What are the top 3 things you recommend to anyone trying to conceive / who is pregnant / who has had a baby? 

For anyone trying to conceive:

  1. Don’t give up. We generally expect it to take 6-12 months for conception to occur. However, if you do have a history of any conditions that may impact fertility (e.g. endometriosis, PCOS etc) or for women over the age of 35 years old then it is important to seek help after 6 months of trying. 
  2. Put yourself in the best place possible to achieve a pregnancy. Eat well (cut out takeaway foods, alcohol, cigarettes, fried fatty and sugary foods and eat lots of veggies, fish, nuts and seeds and whole grains), exercise regularly (this is especially important if your weight is above the healthy range as excess weight around the abdominal area can negatively impact fertility in both men and women) and introduce measures to help reduce the impact of stress (e.g. massages, regular exercises, deep breathing techniques, yoga, meditation etc). If you are trying to conceive in a heterosexual relationship then these suggestions are important for both the female and male partner.
  3. See a fertility naturopath to discuss preconception care and individualise a plan to support your fertility. This will often involve checking your nutrient levels and also looking at what other factors may be impacting on your ability to conceive. 


For anyone pregnant:

  1. Listen to your body. You are growing a baby and that takes a lot of energy so get additional rest when you need to (this is especially so in the first trimester where fatigue is common). This may involve going to bed an hour earlier or taking on less socially. 
  2. Maintaining a healthy diet can help reduce risk of various complications during pregnancy so seek support around what you should/shouldn’t be eating. This can be particularly challenging during the first trimester and your naturopath can offer dietary suggestions that you may be able to incorporate even when you have gone off eating certain foods due to nausea.
  3. Regular massages in the 2nd and 3rd trimester can be wonderful to help relax muscles, ease pregnancy aches and pains and also assist in sleep.

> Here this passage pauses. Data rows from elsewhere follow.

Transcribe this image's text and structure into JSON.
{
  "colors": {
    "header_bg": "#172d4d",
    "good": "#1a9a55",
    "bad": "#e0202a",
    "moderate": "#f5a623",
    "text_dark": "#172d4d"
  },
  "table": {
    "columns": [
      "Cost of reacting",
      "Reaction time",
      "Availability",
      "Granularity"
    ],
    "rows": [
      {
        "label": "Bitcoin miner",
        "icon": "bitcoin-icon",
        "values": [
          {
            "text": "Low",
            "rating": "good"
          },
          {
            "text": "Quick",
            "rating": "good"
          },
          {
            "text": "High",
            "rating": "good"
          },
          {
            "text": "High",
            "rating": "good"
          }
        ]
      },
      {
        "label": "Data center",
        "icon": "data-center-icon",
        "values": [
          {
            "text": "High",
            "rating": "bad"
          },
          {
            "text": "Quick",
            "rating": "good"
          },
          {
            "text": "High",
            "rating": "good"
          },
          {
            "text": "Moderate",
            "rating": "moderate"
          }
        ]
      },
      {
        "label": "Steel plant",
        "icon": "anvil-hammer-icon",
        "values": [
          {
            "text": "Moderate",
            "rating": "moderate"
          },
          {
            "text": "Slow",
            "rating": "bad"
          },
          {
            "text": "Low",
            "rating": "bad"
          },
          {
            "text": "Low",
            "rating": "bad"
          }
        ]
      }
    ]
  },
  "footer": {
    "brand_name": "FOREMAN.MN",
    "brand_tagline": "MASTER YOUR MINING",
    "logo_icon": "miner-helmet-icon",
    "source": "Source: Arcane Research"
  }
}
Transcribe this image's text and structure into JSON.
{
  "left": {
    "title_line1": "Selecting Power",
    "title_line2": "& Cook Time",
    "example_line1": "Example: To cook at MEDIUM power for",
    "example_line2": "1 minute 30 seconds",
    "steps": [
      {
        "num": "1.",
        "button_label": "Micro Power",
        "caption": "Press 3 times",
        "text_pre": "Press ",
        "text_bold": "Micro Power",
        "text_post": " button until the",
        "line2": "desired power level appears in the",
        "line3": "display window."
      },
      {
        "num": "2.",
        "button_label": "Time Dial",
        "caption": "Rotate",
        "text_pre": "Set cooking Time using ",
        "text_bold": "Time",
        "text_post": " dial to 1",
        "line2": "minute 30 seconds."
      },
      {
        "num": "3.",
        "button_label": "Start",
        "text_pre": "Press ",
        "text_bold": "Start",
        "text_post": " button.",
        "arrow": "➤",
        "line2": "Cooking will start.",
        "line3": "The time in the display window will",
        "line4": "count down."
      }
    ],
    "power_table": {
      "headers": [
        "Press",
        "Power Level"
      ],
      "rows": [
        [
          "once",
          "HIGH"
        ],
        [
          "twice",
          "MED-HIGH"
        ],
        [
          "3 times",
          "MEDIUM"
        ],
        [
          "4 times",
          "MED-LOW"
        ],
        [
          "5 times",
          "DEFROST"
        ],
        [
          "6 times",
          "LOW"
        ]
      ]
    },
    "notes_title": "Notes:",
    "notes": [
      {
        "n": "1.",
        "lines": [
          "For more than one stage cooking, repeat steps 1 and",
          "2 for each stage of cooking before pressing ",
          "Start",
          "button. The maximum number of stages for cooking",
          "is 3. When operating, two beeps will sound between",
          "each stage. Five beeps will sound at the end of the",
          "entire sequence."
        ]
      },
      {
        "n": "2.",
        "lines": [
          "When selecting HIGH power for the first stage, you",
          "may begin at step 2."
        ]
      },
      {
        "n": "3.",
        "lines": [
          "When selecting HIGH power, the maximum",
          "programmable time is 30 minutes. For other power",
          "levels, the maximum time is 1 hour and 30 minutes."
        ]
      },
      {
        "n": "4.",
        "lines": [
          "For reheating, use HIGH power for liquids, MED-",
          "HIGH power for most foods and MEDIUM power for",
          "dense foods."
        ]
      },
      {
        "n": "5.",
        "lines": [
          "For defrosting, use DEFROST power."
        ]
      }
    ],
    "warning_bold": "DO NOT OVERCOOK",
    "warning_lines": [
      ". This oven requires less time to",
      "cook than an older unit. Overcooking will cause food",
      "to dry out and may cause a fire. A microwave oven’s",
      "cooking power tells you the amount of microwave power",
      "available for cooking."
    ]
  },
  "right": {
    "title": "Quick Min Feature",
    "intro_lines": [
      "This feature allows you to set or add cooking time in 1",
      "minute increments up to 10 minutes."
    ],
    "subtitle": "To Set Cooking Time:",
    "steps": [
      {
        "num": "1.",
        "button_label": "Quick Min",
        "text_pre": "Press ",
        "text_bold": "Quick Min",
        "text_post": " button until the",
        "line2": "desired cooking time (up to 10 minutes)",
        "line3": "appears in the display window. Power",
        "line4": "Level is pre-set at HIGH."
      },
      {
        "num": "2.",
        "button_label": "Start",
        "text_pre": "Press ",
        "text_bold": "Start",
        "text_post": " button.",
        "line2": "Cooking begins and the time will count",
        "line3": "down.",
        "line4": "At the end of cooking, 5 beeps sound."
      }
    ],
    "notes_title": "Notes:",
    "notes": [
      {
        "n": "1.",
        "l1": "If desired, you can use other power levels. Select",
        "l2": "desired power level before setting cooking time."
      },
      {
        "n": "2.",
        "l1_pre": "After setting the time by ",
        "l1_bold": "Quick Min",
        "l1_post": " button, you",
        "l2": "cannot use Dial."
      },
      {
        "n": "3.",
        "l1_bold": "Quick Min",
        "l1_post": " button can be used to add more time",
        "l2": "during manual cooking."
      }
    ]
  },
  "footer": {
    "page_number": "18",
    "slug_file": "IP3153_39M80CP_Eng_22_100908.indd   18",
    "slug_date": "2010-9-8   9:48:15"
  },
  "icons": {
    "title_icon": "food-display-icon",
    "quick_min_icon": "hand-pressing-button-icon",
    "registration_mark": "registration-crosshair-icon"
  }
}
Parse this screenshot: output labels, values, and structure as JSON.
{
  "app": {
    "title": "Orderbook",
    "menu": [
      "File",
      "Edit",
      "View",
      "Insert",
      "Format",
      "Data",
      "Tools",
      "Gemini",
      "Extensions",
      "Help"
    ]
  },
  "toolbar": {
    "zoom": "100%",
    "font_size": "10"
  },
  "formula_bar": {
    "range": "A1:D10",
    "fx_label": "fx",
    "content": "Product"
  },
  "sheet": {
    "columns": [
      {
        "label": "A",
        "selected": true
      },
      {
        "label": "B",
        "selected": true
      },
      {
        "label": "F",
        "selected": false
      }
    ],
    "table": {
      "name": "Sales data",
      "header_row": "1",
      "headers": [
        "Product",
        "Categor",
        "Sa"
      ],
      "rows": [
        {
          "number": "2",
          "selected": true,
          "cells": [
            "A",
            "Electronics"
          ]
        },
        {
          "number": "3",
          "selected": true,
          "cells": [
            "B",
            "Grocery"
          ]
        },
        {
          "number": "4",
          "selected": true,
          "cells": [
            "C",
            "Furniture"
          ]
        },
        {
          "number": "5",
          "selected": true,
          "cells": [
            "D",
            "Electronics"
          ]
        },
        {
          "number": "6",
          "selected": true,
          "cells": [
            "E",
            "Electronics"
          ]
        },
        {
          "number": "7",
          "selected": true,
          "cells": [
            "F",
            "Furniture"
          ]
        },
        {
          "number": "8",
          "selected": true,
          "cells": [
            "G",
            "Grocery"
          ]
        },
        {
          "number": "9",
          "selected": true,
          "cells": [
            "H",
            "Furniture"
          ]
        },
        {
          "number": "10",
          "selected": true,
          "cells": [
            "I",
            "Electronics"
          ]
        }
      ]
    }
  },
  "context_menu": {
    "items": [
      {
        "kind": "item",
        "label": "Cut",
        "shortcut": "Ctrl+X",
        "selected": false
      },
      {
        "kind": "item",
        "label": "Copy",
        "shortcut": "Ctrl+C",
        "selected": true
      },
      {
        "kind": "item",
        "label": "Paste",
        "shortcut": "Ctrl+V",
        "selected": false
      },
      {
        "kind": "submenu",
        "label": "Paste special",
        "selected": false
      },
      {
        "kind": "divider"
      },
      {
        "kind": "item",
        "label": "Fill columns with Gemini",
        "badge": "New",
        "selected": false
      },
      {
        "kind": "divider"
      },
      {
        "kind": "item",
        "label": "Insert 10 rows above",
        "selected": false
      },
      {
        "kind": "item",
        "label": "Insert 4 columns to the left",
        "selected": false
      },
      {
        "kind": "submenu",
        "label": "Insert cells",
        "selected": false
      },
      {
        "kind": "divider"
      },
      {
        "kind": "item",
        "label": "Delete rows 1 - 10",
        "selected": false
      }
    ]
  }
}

For anyone who has had a baby:

  1. Ask for support from friends and family. This may be asking them to come over and watch bub whilst you nap or it may involve cooking a meal or doing your washing. Often friends and family would love to help so asking for that support can make a world of difference to how you cope. 
  2. Whilst some degree of fatigue is normal for a new parent, seek help if you are feeling exhausted and/or overwhelmed. Sometimes particular conditions affecting energy may be more common in the post-partum period (e.g. thyroid problems) so getting checked out and having some blood tests can be helpful. 
  3. Regularly take some time for yourself. Being with your bub 24/7 can be incredibly rewarding but can also be exhausting. Ask a friend/family member to look after bub whilst you do something for yourself. This may be going to the hairdresser or going for a walk on your own or meeting up with another friend. 


What are some of your favourite fertility / IVF / pregnancy / postpartum resources that you share with you patients?

The number one would be our book “Create a Fertile Life” which has step by step guidelines around what you can do to improve your fertility. Or alternatively the condensed free version of this, which is our e-book –  12 step guide to create your fertile life.
Download the free 12 Step Guide to Create Your Fertile Life

What things do you do (almost) everyday for your own good health?

Having clear boundaries with work and life. Regularly doing things that make me happy. Eating a healthy diet. Exercising regularly. Not taking on too much; saying no when I am feeling overloaded. Meeting up with friends and family regularly. 

If you speak any languages other than English please share what they are here.

English only.

Can I see you in person or via Telehealth? 

I consult both in person and via Telehealth.